[Interface dataset entries]
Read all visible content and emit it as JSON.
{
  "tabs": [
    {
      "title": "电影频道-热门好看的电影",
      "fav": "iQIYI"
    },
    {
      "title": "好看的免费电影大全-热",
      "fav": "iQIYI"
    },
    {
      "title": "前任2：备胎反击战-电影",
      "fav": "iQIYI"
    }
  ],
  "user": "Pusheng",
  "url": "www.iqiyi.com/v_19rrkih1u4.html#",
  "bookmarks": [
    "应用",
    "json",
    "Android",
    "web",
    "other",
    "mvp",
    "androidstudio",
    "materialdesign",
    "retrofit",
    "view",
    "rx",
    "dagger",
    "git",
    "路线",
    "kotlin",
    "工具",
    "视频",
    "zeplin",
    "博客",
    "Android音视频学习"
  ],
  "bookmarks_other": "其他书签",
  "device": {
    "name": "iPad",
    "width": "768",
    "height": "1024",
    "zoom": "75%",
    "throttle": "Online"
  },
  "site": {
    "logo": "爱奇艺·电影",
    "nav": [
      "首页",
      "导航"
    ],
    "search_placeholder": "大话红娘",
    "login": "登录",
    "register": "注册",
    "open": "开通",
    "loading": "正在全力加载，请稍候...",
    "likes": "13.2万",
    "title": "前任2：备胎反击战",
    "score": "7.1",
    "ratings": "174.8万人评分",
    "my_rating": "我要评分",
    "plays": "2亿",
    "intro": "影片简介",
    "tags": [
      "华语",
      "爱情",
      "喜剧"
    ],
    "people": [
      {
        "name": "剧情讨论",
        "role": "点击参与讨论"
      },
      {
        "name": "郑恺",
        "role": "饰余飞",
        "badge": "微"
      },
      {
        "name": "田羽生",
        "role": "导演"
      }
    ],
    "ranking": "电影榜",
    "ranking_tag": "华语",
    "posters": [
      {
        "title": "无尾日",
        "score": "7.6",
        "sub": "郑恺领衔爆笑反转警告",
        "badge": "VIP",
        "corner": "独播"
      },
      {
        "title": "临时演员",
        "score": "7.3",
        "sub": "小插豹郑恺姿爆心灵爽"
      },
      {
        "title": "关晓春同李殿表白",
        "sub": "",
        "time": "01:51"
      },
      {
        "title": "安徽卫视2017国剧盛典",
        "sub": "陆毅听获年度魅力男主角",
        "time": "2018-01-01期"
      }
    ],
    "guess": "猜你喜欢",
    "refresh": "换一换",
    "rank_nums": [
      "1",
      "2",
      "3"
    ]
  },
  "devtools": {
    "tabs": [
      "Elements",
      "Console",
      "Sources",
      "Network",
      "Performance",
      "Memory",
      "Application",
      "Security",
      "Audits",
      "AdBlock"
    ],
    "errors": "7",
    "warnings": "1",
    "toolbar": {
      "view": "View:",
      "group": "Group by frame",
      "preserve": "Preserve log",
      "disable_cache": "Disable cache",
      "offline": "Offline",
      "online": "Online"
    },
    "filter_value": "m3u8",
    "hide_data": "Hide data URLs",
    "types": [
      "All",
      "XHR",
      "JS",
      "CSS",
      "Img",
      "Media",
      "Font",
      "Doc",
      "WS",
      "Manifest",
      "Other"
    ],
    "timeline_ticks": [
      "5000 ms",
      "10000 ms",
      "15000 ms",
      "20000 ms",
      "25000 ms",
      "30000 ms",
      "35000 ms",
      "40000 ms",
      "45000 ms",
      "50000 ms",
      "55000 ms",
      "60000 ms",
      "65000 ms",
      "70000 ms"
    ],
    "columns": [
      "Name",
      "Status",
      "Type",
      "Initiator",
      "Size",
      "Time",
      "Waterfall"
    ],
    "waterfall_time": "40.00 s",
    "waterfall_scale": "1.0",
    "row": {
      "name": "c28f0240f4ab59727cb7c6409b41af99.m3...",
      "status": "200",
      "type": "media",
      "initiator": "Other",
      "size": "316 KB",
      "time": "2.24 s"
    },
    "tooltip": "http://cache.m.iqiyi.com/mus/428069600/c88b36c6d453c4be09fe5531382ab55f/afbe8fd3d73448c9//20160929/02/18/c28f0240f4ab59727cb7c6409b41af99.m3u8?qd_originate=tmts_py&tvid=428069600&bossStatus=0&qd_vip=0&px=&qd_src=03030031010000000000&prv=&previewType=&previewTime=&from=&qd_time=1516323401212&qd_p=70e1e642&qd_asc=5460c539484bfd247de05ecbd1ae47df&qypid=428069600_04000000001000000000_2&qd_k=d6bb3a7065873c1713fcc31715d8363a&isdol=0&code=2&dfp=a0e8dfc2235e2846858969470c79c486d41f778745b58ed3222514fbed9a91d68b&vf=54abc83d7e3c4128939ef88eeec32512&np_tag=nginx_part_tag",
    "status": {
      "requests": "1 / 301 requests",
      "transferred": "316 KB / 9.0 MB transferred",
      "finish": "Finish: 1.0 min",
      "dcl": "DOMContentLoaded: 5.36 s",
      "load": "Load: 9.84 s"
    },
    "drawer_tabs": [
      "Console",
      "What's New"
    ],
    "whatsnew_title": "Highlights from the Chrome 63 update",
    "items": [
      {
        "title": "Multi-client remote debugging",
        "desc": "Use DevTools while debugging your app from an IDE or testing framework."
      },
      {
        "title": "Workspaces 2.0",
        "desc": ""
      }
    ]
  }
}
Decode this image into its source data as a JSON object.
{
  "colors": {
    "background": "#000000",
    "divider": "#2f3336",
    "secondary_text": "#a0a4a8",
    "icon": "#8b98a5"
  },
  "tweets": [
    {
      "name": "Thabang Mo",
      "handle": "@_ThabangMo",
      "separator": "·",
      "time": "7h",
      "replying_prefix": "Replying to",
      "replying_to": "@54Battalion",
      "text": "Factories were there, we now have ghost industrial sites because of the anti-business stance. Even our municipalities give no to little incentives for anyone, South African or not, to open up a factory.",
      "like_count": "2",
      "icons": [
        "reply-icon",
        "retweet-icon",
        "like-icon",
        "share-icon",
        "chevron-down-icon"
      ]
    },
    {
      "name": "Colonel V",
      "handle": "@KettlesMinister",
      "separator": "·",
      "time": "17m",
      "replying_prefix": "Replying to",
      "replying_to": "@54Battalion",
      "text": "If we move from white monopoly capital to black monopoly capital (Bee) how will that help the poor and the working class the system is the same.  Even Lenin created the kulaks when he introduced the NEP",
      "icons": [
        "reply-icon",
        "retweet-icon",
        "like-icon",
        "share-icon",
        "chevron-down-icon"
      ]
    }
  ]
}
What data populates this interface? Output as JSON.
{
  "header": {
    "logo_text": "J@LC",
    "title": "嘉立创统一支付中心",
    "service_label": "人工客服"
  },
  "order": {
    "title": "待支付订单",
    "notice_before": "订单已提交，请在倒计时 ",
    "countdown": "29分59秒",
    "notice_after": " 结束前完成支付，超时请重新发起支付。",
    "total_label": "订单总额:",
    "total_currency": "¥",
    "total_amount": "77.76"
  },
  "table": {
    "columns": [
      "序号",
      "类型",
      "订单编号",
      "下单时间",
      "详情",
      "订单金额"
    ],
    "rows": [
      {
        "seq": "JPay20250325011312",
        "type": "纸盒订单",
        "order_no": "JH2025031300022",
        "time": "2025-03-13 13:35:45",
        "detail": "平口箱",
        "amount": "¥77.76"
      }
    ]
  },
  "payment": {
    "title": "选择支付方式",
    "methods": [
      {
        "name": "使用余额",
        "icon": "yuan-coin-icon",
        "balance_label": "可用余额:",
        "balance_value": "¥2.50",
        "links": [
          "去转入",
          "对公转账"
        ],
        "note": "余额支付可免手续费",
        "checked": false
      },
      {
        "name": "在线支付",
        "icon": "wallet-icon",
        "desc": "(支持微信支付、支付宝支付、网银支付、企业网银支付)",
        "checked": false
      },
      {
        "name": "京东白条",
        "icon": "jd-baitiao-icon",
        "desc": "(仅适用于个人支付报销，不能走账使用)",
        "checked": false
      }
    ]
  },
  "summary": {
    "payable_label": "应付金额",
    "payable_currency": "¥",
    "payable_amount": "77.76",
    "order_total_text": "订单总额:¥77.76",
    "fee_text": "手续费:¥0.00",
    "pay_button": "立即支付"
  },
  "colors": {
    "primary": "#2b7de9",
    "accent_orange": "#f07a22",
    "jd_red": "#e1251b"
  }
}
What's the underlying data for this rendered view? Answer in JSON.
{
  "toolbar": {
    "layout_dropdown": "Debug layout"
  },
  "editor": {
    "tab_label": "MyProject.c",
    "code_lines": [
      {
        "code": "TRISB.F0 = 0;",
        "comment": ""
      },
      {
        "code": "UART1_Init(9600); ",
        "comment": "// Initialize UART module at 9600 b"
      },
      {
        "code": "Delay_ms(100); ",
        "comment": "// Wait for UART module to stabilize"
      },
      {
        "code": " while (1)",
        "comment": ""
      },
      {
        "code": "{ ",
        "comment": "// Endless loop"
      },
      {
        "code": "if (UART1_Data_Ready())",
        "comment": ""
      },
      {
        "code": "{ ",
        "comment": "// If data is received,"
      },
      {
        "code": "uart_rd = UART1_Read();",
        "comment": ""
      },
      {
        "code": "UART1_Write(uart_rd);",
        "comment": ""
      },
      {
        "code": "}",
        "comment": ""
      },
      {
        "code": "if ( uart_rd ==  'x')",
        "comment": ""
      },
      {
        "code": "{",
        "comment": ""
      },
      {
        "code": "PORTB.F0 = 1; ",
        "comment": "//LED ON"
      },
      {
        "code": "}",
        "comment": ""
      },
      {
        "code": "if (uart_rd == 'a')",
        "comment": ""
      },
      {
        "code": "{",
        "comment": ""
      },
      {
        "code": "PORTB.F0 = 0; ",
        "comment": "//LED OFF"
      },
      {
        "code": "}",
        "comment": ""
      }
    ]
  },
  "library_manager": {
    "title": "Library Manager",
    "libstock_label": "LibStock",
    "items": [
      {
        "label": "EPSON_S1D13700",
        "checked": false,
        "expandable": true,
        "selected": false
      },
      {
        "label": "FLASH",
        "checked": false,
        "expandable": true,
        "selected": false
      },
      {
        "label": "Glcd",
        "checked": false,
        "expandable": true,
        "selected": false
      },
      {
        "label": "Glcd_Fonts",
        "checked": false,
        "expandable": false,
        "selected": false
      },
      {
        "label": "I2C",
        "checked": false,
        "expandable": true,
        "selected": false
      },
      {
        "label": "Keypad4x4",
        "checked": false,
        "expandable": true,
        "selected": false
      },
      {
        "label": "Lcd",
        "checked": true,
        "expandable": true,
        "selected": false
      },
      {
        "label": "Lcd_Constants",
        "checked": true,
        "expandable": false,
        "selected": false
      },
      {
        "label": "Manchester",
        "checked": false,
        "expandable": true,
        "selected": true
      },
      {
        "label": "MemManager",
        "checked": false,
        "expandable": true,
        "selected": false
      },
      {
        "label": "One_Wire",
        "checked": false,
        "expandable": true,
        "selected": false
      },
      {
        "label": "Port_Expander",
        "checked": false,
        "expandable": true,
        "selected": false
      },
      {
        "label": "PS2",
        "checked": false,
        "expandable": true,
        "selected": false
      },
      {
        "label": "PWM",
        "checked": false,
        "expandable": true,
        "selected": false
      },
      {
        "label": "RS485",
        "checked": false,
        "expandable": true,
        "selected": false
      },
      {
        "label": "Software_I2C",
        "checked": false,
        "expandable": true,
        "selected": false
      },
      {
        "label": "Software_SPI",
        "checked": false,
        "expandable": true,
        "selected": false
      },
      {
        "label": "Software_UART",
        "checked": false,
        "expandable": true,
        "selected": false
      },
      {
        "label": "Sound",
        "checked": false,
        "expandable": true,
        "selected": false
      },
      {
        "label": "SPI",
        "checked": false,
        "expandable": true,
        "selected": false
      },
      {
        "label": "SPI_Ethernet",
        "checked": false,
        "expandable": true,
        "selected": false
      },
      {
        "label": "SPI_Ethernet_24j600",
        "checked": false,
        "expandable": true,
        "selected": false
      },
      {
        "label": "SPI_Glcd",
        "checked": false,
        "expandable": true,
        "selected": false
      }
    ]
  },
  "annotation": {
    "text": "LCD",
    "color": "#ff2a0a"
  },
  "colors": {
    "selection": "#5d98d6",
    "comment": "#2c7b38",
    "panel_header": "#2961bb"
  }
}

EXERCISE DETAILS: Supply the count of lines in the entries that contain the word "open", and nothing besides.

TASK RESPONSE: 2